Paris protest against French labour law turns violent

Total of 26 injured in skirmishes between police officers and demonstrators

 

A ninth “day of action” against France’s new labour law was marred by violence.

Several hundred men wearing balaclavas threw Molotov cocktails and other objects at police, who used water cannon to defend themselves.

The protest march from the Place de l’Italie to the Esplanade des Invalides in Paris was repeatedly shrouded in tear gas.

Twenty-six people were injured, including 20 police. Twenty-one people were arrested.

Several bank windows were smashed in. Police said protesters stole wooden palettes from a construction site at Port-Royal and threw them at police.

Protesters chanted, “Paris rise up!” and “Everybody hates the police,” the day after a police officer and his partner were killed by an Islamic State jihadist outside Paris.

The CGT, FO and Solidaire unions, who organised the march, claimed one million people participated, though police said it was 70,000-80,000.

The unions complained of transport difficulties, even though have been involved in a strike at the SNCF railway company for two weeks. A total of 600 coaches were hired to ferry demonstrators from the provinces. The strike had dwindled to 4.6 per cent of railway workers, but rose to 7.3 per cent on Tuesday.

The CGT says it does not want to spoil the “popular fête” of the Euro 2016 football championship. No matches were scheduled in Paris on Tuesday.

Tuesday was the last day of Air France pilots planned strike. The Eiffel Tower was closed because some of its staff stopped work.

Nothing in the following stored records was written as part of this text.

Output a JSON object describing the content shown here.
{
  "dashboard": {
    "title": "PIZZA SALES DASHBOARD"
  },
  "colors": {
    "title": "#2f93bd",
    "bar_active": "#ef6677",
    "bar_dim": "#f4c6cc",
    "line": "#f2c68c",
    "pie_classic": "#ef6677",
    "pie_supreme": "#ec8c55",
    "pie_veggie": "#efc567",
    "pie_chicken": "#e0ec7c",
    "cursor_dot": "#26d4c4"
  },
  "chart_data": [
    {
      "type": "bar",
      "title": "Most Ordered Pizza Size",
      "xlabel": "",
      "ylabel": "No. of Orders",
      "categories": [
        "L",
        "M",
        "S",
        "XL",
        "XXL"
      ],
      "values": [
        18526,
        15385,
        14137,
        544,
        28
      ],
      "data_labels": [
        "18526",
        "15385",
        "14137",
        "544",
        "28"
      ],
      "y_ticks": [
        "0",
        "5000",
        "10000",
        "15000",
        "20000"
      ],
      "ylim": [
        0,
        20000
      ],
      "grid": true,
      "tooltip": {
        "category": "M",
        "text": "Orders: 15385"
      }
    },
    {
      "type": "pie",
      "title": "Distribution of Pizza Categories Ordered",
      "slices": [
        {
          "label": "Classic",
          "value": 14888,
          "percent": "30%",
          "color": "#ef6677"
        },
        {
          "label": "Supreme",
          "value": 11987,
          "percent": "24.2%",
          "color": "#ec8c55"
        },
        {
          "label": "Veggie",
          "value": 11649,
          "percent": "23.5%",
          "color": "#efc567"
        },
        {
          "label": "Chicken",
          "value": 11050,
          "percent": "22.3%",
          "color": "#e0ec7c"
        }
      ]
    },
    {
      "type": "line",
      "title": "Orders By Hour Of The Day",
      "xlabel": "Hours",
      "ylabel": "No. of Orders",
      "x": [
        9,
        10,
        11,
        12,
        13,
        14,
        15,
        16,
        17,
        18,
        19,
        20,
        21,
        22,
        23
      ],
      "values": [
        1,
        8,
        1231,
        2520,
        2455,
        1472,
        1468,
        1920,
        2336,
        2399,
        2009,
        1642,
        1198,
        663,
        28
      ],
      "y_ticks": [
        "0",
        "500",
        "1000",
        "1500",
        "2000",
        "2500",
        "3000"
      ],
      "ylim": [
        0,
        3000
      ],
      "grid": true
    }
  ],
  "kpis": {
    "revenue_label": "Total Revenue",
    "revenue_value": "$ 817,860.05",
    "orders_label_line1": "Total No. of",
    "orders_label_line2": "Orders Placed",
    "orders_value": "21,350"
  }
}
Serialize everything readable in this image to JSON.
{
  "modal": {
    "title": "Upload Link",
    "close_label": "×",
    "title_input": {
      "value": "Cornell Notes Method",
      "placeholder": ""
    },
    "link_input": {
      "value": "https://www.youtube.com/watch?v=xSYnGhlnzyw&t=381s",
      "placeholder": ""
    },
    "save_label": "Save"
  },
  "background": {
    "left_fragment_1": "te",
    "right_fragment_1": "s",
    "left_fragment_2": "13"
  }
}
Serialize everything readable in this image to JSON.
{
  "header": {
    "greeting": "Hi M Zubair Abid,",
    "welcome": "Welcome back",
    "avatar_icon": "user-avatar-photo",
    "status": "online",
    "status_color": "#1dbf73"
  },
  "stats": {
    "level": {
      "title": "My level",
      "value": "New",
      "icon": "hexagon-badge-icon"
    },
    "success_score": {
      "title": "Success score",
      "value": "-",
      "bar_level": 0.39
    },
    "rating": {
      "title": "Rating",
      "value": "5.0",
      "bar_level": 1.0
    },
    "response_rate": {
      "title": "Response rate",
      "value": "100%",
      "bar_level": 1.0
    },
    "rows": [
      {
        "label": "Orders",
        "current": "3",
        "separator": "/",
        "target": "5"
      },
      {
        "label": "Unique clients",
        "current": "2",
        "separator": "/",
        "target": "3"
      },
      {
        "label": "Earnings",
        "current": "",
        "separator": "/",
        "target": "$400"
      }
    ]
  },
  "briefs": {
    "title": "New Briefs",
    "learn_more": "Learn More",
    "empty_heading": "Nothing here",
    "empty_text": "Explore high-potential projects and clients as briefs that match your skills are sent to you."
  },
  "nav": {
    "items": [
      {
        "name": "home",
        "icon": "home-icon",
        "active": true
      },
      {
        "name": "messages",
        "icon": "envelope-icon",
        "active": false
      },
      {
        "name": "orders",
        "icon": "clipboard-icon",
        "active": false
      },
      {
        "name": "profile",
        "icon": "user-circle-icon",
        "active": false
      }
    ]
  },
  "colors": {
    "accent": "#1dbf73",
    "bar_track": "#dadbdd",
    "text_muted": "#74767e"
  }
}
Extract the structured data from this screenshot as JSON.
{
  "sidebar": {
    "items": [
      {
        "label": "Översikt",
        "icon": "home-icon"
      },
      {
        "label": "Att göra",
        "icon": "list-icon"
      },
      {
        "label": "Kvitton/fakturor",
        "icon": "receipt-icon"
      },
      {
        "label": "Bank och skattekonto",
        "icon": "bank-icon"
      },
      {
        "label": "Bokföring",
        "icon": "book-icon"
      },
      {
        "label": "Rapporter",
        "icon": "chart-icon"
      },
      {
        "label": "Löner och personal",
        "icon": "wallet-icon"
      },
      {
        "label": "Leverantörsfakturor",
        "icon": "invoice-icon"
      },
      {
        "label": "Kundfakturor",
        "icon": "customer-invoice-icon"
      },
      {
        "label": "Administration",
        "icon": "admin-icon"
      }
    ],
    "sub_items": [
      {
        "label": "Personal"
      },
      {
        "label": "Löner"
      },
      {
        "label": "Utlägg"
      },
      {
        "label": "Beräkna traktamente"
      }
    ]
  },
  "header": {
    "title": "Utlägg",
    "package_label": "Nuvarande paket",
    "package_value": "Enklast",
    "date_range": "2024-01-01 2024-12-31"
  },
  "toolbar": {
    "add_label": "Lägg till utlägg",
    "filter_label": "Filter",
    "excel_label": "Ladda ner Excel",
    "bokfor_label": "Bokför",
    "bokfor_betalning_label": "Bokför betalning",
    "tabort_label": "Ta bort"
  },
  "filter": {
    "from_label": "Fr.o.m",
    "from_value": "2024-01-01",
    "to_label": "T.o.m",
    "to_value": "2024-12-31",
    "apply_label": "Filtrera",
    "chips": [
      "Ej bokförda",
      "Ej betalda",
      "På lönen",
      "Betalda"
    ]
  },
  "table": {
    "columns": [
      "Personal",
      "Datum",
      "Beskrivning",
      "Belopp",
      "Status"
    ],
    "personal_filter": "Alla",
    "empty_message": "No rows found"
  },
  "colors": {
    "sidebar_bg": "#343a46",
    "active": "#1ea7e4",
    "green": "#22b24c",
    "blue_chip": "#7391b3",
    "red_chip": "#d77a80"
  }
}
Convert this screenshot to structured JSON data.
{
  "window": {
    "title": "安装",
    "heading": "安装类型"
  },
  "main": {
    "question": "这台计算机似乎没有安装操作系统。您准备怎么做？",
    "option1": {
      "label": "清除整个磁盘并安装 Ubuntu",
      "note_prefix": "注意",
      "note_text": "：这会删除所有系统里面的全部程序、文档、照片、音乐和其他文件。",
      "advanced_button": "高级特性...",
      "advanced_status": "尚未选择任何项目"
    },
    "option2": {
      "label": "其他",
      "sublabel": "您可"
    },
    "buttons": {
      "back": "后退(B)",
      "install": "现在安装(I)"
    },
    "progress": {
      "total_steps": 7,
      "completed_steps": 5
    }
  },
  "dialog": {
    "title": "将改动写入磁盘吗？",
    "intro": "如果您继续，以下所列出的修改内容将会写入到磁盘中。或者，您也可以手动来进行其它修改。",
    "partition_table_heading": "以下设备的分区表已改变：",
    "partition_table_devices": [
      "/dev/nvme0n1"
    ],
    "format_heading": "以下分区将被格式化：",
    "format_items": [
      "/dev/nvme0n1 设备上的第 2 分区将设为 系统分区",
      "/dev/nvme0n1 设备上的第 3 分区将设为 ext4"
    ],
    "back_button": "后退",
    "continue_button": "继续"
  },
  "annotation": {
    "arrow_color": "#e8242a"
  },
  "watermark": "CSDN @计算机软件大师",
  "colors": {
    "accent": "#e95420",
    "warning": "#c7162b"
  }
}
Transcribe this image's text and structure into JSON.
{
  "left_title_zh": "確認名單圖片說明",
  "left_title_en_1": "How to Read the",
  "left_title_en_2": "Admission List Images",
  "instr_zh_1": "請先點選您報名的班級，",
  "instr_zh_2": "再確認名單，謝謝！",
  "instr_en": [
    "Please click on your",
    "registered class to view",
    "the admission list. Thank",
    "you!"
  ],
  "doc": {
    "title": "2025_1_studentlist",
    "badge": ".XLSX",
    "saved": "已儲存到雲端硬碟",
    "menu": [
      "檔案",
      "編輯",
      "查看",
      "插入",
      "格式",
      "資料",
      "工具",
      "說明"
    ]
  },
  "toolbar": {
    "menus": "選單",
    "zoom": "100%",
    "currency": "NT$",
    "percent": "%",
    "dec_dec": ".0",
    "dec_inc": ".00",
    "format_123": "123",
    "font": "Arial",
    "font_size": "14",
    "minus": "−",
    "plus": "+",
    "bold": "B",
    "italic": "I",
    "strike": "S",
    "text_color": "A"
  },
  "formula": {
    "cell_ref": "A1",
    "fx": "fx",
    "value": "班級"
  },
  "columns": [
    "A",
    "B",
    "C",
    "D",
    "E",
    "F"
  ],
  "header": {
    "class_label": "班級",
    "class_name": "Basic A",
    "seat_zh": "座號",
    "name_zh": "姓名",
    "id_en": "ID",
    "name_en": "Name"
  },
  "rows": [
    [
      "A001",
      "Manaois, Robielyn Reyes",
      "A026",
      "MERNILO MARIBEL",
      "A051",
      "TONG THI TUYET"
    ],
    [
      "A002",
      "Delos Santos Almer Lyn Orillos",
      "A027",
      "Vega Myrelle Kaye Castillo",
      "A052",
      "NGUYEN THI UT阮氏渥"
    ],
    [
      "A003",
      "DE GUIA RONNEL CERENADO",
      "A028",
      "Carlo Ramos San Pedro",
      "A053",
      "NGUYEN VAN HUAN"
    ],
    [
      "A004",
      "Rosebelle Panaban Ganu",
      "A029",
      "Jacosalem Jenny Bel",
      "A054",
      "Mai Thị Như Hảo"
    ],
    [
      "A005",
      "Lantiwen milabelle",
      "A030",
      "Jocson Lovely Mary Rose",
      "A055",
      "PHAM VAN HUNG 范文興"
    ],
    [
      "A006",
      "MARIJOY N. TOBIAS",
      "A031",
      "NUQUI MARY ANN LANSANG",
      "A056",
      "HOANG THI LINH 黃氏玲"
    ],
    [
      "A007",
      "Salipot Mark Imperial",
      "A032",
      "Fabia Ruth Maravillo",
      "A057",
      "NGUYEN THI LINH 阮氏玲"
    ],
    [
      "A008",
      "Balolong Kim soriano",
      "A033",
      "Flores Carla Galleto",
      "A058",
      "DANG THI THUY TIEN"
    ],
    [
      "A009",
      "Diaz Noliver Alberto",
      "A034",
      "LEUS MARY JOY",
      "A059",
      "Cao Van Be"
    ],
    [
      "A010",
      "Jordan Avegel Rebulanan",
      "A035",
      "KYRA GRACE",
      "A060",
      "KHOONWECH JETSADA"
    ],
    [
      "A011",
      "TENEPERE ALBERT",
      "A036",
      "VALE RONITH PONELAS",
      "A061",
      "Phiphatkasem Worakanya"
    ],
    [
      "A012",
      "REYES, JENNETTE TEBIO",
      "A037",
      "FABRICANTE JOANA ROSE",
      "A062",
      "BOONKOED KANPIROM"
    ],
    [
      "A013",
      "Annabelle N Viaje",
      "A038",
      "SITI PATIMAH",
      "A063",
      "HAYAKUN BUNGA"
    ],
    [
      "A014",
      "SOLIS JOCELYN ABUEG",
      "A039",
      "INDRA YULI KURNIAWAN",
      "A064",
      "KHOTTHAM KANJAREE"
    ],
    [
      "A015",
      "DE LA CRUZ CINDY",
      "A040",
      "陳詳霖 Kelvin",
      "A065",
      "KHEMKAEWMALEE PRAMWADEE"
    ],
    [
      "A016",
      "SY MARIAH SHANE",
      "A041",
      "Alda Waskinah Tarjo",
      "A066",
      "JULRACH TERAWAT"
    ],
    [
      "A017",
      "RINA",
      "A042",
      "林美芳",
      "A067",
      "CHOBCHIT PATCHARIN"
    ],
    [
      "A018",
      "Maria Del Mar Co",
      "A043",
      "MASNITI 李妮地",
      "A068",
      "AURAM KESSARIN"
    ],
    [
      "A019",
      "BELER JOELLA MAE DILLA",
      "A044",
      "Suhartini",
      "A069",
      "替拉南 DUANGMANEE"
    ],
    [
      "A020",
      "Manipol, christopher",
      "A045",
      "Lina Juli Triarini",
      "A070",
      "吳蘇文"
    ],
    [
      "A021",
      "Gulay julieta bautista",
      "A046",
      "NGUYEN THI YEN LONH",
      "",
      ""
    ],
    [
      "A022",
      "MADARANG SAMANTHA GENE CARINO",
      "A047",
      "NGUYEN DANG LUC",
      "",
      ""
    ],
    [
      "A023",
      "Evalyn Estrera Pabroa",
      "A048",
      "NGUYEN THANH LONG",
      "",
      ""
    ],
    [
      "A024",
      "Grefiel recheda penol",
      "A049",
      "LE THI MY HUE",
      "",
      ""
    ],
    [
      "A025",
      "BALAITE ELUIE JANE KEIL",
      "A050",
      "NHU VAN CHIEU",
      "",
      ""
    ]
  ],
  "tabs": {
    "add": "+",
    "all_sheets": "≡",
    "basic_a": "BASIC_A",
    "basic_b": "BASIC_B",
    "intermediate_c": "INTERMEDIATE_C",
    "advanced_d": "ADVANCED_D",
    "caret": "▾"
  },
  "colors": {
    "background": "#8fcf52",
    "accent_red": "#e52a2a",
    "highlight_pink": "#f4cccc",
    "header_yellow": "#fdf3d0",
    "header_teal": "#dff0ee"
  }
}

The unions have called two more protest days, on June 23rd and 28th.